TASK TO COMPLETE — Make a verbatim copy of the entries below; pictures stay out.

:::::

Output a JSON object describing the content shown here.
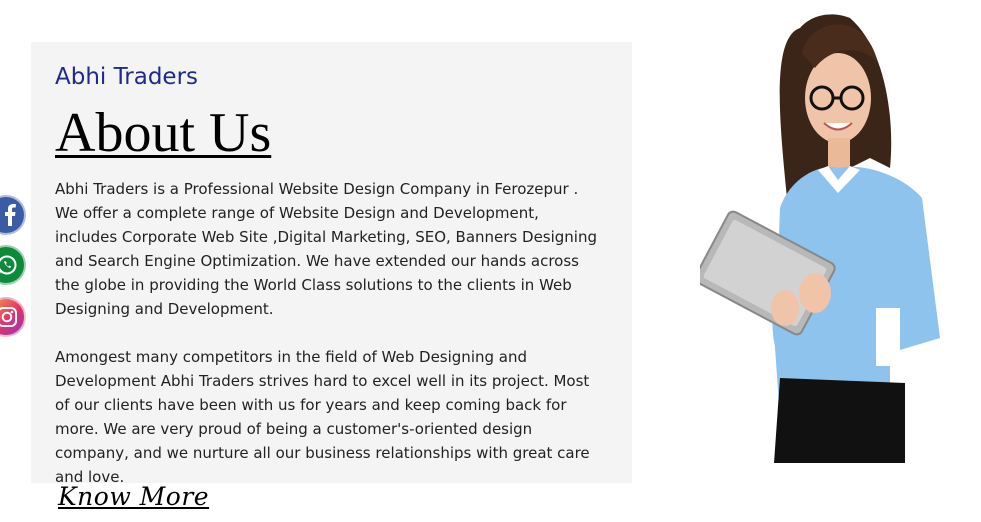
{
  "brand": {
    "name": "Abhi Traders"
  },
  "about": {
    "title": "About Us",
    "paragraphs": [
      "Abhi Traders is a Professional Website Design Company in Ferozepur . We offer a complete range of Website Design and Development, includes Corporate Web Site ,Digital Marketing, SEO, Banners Designing and Search Engine Optimization. We have extended our hands across the globe in providing the World Class solutions to the clients in Web Designing and Development.",
      "Amongest many competitors in the field of Web Designing and Development Abhi Traders strives hard to excel well in its project. Most of our clients have been with us for years and keep coming back for more. We are very proud of being a customer's-oriented design company, and we nurture all our business relationships with great care and love."
    ],
    "cta": "Know More"
  },
  "social": [
    {
      "icon": "facebook-icon",
      "color": "#3b5ba5"
    },
    {
      "icon": "whatsapp-icon",
      "color": "#0e8a3b"
    },
    {
      "icon": "instagram-icon",
      "color": "#e3336b"
    }
  ],
  "colors": {
    "panel": "#f4f4f4",
    "brand": "#1f2a8e",
    "blouse": "#8ec3ee"
  }
}
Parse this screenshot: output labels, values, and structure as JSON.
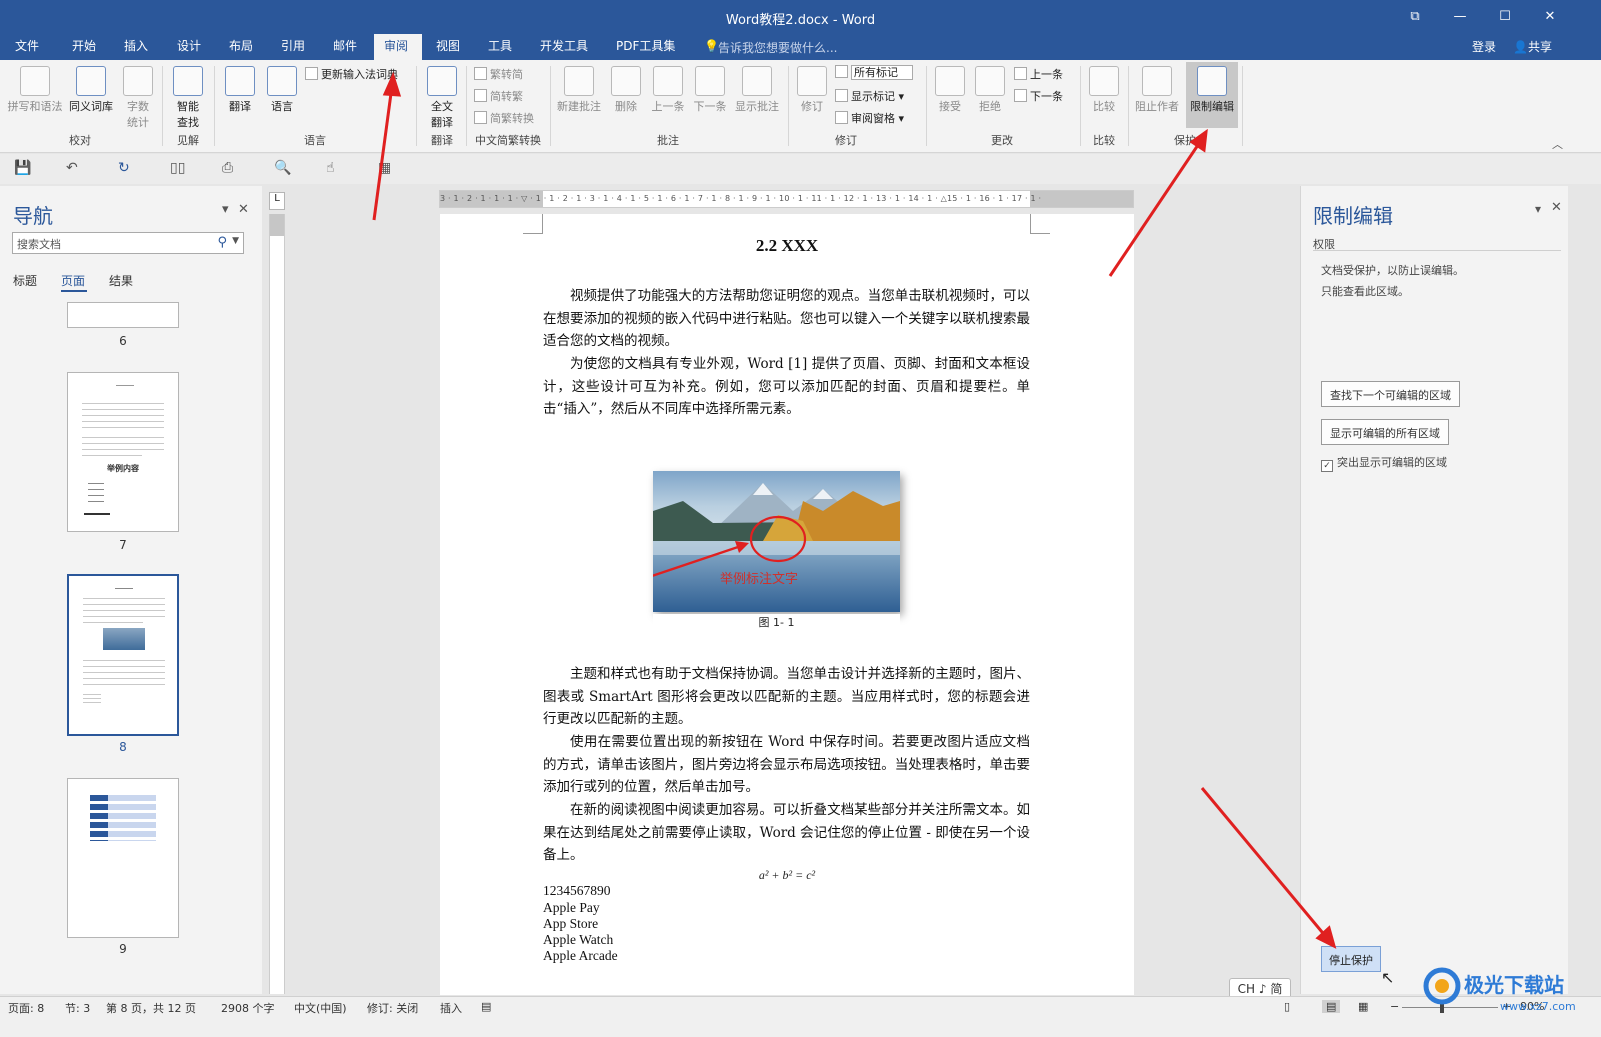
{
  "window": {
    "title": "Word教程2.docx - Word",
    "restore_glyph": "⧉",
    "minimize_glyph": "—",
    "maximize_glyph": "☐",
    "close_glyph": "✕"
  },
  "menu": {
    "tabs": [
      "文件",
      "开始",
      "插入",
      "设计",
      "布局",
      "引用",
      "邮件",
      "审阅",
      "视图",
      "工具",
      "开发工具",
      "PDF工具集"
    ],
    "active_tab": "审阅",
    "tell_me": "告诉我您想要做什么...",
    "login": "登录",
    "share": "共享"
  },
  "ribbon": {
    "proofing": {
      "spelling": "拼写和语法",
      "thesaurus": "同义词库",
      "wordcount_l1": "字数",
      "wordcount_l2": "统计",
      "group": "校对"
    },
    "insights": {
      "smart_l1": "智能",
      "smart_l2": "查找",
      "group": "见解"
    },
    "language": {
      "translate": "翻译",
      "language": "语言",
      "update_ime": "更新输入法词典",
      "group": "语言"
    },
    "translation": {
      "full_l1": "全文",
      "full_l2": "翻译",
      "group": "翻译"
    },
    "chinese": {
      "to_trad": "繁转简",
      "to_simp": "简转繁",
      "convert": "简繁转换",
      "group": "中文简繁转换"
    },
    "comments": {
      "new": "新建批注",
      "delete": "删除",
      "prev": "上一条",
      "next": "下一条",
      "show": "显示批注",
      "group": "批注"
    },
    "tracking": {
      "track": "修订",
      "all_markup": "所有标记",
      "show_markup": "显示标记",
      "review_pane": "审阅窗格",
      "group": "修订"
    },
    "changes": {
      "accept": "接受",
      "reject": "拒绝",
      "prev": "上一条",
      "next": "下一条",
      "group": "更改"
    },
    "compare": {
      "compare": "比较",
      "group": "比较"
    },
    "protect": {
      "block_authors": "阻止作者",
      "restrict": "限制编辑",
      "group": "保护"
    }
  },
  "navigation": {
    "title": "导航",
    "search_placeholder": "搜索文档",
    "tabs": [
      "标题",
      "页面",
      "结果"
    ],
    "active_tab": "页面",
    "pages": [
      "6",
      "7",
      "8",
      "9"
    ],
    "selected_page": "8",
    "thumb7_heading": "举例内容"
  },
  "document": {
    "heading": "2.2 XXX",
    "paragraphs": [
      "视频提供了功能强大的方法帮助您证明您的观点。当您单击联机视频时，可以在想要添加的视频的嵌入代码中进行粘贴。您也可以键入一个关键字以联机搜索最适合您的文档的视频。",
      "为使您的文档具有专业外观，Word [1] 提供了页眉、页脚、封面和文本框设计，这些设计可互为补充。例如，您可以添加匹配的封面、页眉和提要栏。单击“插入”，然后从不同库中选择所需元素。",
      "主题和样式也有助于文档保持协调。当您单击设计并选择新的主题时，图片、图表或 SmartArt 图形将会更改以匹配新的主题。当应用样式时，您的标题会进行更改以匹配新的主题。",
      "使用在需要位置出现的新按钮在 Word 中保存时间。若要更改图片适应文档的方式，请单击该图片，图片旁边将会显示布局选项按钮。当处理表格时，单击要添加行或列的位置，然后单击加号。",
      "在新的阅读视图中阅读更加容易。可以折叠文档某些部分并关注所需文本。如果在达到结尾处之前需要停止读取，Word 会记住您的停止位置 - 即使在另一个设备上。"
    ],
    "image_annotation": "举例标注文字",
    "caption": "图 1- 1",
    "equation": "a² + b² = c²",
    "list": [
      "1234567890",
      "Apple Pay",
      "App Store",
      "Apple Watch",
      "Apple Arcade"
    ],
    "ruler_text": "3 · 1 · 2 · 1 · 1 · 1 · ▽ · 1 · 1 · 2 · 1 · 3 · 1 · 4 · 1 · 5 · 1 · 6 · 1 · 7 · 1 · 8 · 1 · 9 · 1 · 10 · 1 · 11 · 1 · 12 · 1 · 13 · 1 · 14 · 1 · △15 · 1 · 16 · 1 · 17 · 1 ·",
    "vruler_tab": "L"
  },
  "restrict_pane": {
    "title": "限制编辑",
    "section": "权限",
    "msg1": "文档受保护，以防止误编辑。",
    "msg2": "只能查看此区域。",
    "find_next": "查找下一个可编辑的区域",
    "show_all": "显示可编辑的所有区域",
    "highlight": "突出显示可编辑的区域",
    "highlight_checked": true,
    "stop": "停止保护"
  },
  "status": {
    "page": "页面: 8",
    "section": "节: 3",
    "page_of": "第 8 页，共 12 页",
    "words": "2908 个字",
    "lang": "中文(中国)",
    "track": "修订: 关闭",
    "insert": "插入",
    "zoom": "90%",
    "zoom_minus": "−",
    "zoom_plus": "+"
  },
  "ime": "CH ♪ 简",
  "watermark": {
    "brand": "极光下载站",
    "url": "www.xz7.com"
  },
  "colors": {
    "accent": "#2b579a",
    "arrow": "#e02020"
  }
}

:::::

REPLY TO THE TASK —
Output a JSON object describing the content shown here.
{
  "brand": {
    "name": "Abhi Traders"
  },
  "about": {
    "title": "About Us",
    "paragraphs": [
      "Abhi Traders is a Professional Website Design Company in Ferozepur . We offer a complete range of Website Design and Development, includes Corporate Web Site ,Digital Marketing, SEO, Banners Designing and Search Engine Optimization. We have extended our hands across the globe in providing the World Class solutions to the clients in Web Designing and Development.",
      "Amongest many competitors in the field of Web Designing and Development Abhi Traders strives hard to excel well in its project. Most of our clients have been with us for years and keep coming back for more. We are very proud of being a customer's-oriented design company, and we nurture all our business relationships with great care and love."
    ],
    "cta": "Know More"
  },
  "social": [
    {
      "icon": "facebook-icon",
      "color": "#3b5ba5"
    },
    {
      "icon": "whatsapp-icon",
      "color": "#0e8a3b"
    },
    {
      "icon": "instagram-icon",
      "color": "#e3336b"
    }
  ],
  "colors": {
    "panel": "#f4f4f4",
    "brand": "#1f2a8e",
    "blouse": "#8ec3ee"
  }
}
Parse this screenshot: output labels, values, and structure as JSON.
{
  "window": {
    "title": "Word教程2.docx - Word",
    "restore_glyph": "⧉",
    "minimize_glyph": "—",
    "maximize_glyph": "☐",
    "close_glyph": "✕"
  },
  "menu": {
    "tabs": [
      "文件",
      "开始",
      "插入",
      "设计",
      "布局",
      "引用",
      "邮件",
      "审阅",
      "视图",
      "工具",
      "开发工具",
      "PDF工具集"
    ],
    "active_tab": "审阅",
    "tell_me": "告诉我您想要做什么...",
    "login": "登录",
    "share": "共享"
  },
  "ribbon": {
    "proofing": {
      "spelling": "拼写和语法",
      "thesaurus": "同义词库",
      "wordcount_l1": "字数",
      "wordcount_l2": "统计",
      "group": "校对"
    },
    "insights": {
      "smart_l1": "智能",
      "smart_l2": "查找",
      "group": "见解"
    },
    "language": {
      "translate": "翻译",
      "language": "语言",
      "update_ime": "更新输入法词典",
      "group": "语言"
    },
    "translation": {
      "full_l1": "全文",
      "full_l2": "翻译",
      "group": "翻译"
    },
    "chinese": {
      "to_trad": "繁转简",
      "to_simp": "简转繁",
      "convert": "简繁转换",
      "group": "中文简繁转换"
    },
    "comments": {
      "new": "新建批注",
      "delete": "删除",
      "prev": "上一条",
      "next": "下一条",
      "show": "显示批注",
      "group": "批注"
    },
    "tracking": {
      "track": "修订",
      "all_markup": "所有标记",
      "show_markup": "显示标记",
      "review_pane": "审阅窗格",
      "group": "修订"
    },
    "changes": {
      "accept": "接受",
      "reject": "拒绝",
      "prev": "上一条",
      "next": "下一条",
      "group": "更改"
    },
    "compare": {
      "compare": "比较",
      "group": "比较"
    },
    "protect": {
      "block_authors": "阻止作者",
      "restrict": "限制编辑",
      "group": "保护"
    }
  },
  "navigation": {
    "title": "导航",
    "search_placeholder": "搜索文档",
    "tabs": [
      "标题",
      "页面",
      "结果"
    ],
    "active_tab": "页面",
    "pages": [
      "6",
      "7",
      "8",
      "9"
    ],
    "selected_page": "8",
    "thumb7_heading": "举例内容"
  },
  "document": {
    "heading": "2.2 XXX",
    "paragraphs": [
      "视频提供了功能强大的方法帮助您证明您的观点。当您单击联机视频时，可以在想要添加的视频的嵌入代码中进行粘贴。您也可以键入一个关键字以联机搜索最适合您的文档的视频。",
      "为使您的文档具有专业外观，Word [1] 提供了页眉、页脚、封面和文本框设计，这些设计可互为补充。例如，您可以添加匹配的封面、页眉和提要栏。单击“插入”，然后从不同库中选择所需元素。",
      "主题和样式也有助于文档保持协调。当您单击设计并选择新的主题时，图片、图表或 SmartArt 图形将会更改以匹配新的主题。当应用样式时，您的标题会进行更改以匹配新的主题。",
      "使用在需要位置出现的新按钮在 Word 中保存时间。若要更改图片适应文档的方式，请单击该图片，图片旁边将会显示布局选项按钮。当处理表格时，单击要添加行或列的位置，然后单击加号。",
      "在新的阅读视图中阅读更加容易。可以折叠文档某些部分并关注所需文本。如果在达到结尾处之前需要停止读取，Word 会记住您的停止位置 - 即使在另一个设备上。"
    ],
    "image_annotation": "举例标注文字",
    "caption": "图 1- 1",
    "equation": "a² + b² = c²",
    "list": [
      "1234567890",
      "Apple Pay",
      "App Store",
      "Apple Watch",
      "Apple Arcade"
    ],
    "ruler_text": "3 · 1 · 2 · 1 · 1 · 1 · ▽ · 1 · 1 · 2 · 1 · 3 · 1 · 4 · 1 · 5 · 1 · 6 · 1 · 7 · 1 · 8 · 1 · 9 · 1 · 10 · 1 · 11 · 1 · 12 · 1 · 13 · 1 · 14 · 1 · △15 · 1 · 16 · 1 · 17 · 1 ·",
    "vruler_tab": "L"
  },
  "restrict_pane": {
    "title": "限制编辑",
    "section": "权限",
    "msg1": "文档受保护，以防止误编辑。",
    "msg2": "只能查看此区域。",
    "find_next": "查找下一个可编辑的区域",
    "show_all": "显示可编辑的所有区域",
    "highlight": "突出显示可编辑的区域",
    "highlight_checked": true,
    "stop": "停止保护"
  },
  "status": {
    "page": "页面: 8",
    "section": "节: 3",
    "page_of": "第 8 页，共 12 页",
    "words": "2908 个字",
    "lang": "中文(中国)",
    "track": "修订: 关闭",
    "insert": "插入",
    "zoom": "90%",
    "zoom_minus": "−",
    "zoom_plus": "+"
  },
  "ime": "CH ♪ 简",
  "watermark": {
    "brand": "极光下载站",
    "url": "www.xz7.com"
  },
  "colors": {
    "accent": "#2b579a",
    "arrow": "#e02020"
  }
}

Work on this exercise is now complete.